The Golden Melody Model 542 is tuned to Equal Temperament. Hohner diatonics are tuned to A=442Hz at moderate volume so that they should not drop below A=440Hz at full volume. All tunings represent compromises, so players into tuning their harps may wish to experiment in finding one to suit their own needs best. I use an English concertina to accompany some of my playing and have developed a tuning for this combination based on Meantone Temperament, another system which utilizes pure Major thirds. I play more in the sharp keys, so I centered this tuning at D. By placing the thirds halfway between Equal Temperament and pure JI, the concertina is in good tune with other instruments, at least in the common keys, and produces pleasing chords. Note that the English concertina has buttons for 14 different notes in an octave:
This article is becoming long-winded so I'll leave the topic of tools and techniques of tuning for later. Let me just say in response to a question regarding a note that went flat and would not stay up in pitch after being retuned, that when a reed goes drastically flat, a quarter-tone or more, it has likely developed an internal crack and will not stand up to playing. The harmonica should at this point be repaired or replaced.
This article's origin & life on the web.
Rick Epping wrote the original article in the form of an email to harp-l email group. Later someone saw it's merit, and it appeared at http://www.geocities.com/CollegePark/Theater/2845/harmonicas/tuning.txt and lived there for some years. However that site has now gone. A few important corrections have been made since it first appeared, and Rick has given his permission for it to live here.
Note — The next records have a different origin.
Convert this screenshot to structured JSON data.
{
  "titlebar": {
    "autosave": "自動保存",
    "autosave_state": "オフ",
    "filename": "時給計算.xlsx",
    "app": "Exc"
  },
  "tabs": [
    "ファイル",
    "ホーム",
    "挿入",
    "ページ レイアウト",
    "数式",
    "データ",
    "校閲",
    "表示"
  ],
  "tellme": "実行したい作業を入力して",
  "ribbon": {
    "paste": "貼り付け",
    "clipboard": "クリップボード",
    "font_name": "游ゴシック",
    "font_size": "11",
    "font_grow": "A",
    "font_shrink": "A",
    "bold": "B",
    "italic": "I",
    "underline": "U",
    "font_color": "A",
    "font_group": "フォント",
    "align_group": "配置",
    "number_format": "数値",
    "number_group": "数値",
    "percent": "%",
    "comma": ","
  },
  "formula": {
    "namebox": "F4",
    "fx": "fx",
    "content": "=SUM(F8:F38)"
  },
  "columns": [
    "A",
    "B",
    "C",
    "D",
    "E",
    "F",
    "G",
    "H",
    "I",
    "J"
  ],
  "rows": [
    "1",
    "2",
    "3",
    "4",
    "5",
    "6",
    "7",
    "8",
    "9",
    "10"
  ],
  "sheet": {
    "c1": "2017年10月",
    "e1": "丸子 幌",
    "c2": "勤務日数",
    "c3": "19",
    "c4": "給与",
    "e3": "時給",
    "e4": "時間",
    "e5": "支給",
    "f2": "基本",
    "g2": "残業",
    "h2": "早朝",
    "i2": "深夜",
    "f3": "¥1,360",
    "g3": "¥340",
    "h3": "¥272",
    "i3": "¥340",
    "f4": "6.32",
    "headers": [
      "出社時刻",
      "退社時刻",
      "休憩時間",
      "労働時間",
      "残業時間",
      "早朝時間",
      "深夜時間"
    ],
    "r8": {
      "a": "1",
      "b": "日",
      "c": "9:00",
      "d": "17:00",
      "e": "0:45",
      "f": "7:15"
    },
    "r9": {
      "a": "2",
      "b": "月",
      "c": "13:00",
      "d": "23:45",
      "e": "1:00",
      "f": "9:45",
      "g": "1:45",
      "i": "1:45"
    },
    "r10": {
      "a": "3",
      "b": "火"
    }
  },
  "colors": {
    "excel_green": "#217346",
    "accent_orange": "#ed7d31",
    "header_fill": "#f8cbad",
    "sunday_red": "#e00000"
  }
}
Date: Thu, 14 Sep 2006 11:17:06 +0100
From: "rick epping"
Subject: [Harp-L] Re: Special 20 Tuning
At the time I started at Hohner in 1987, the temperament pendulum for
Marine Bands and Special 20s had swung from Just Intonation "well" toward
Equal Temperament (pardon the pun), so much so that blues players were
complaining that they were having to modify their playing styles;
the 5- & 9-draw at that time were tuned up so close to ET that players
were not comfortable playing long, expressive 7th chords using the
5 hole draw.
It was thought that the advent of inexpensive quartz tuners may have been partly to blame, as many players had been complaining that their harps were not in tune with their tuners. Or perhaps it was, thanks to the folk and blues revivals of the '60s and the introduction of the harmonica into rock music, the more widespread use of the diatonic in emsemble with ET instruments rather than as a solo instrument, that was the main cause for complaint of their being out of tune.
In any case, it was given to me to come up with a new tuning that would better satisfy the blues players without leaving the instrument too remote from other ET instruments. This task came about around the same time that the automated, Richter MS production was in development and, as the Marine Band was the instrument of choice for the blues players, I took the opportunity to devise a tuning for the MS series that remained closer to ET, particularly with regard to the 5- & 9-draw notes, which in the MS series are more in tune for 1st position subdominant chords than are the Marine Band and Special 20.
I supplied the tuning charts and samples to the factory in Germany but I don't know who came up with the term, compromise tuning.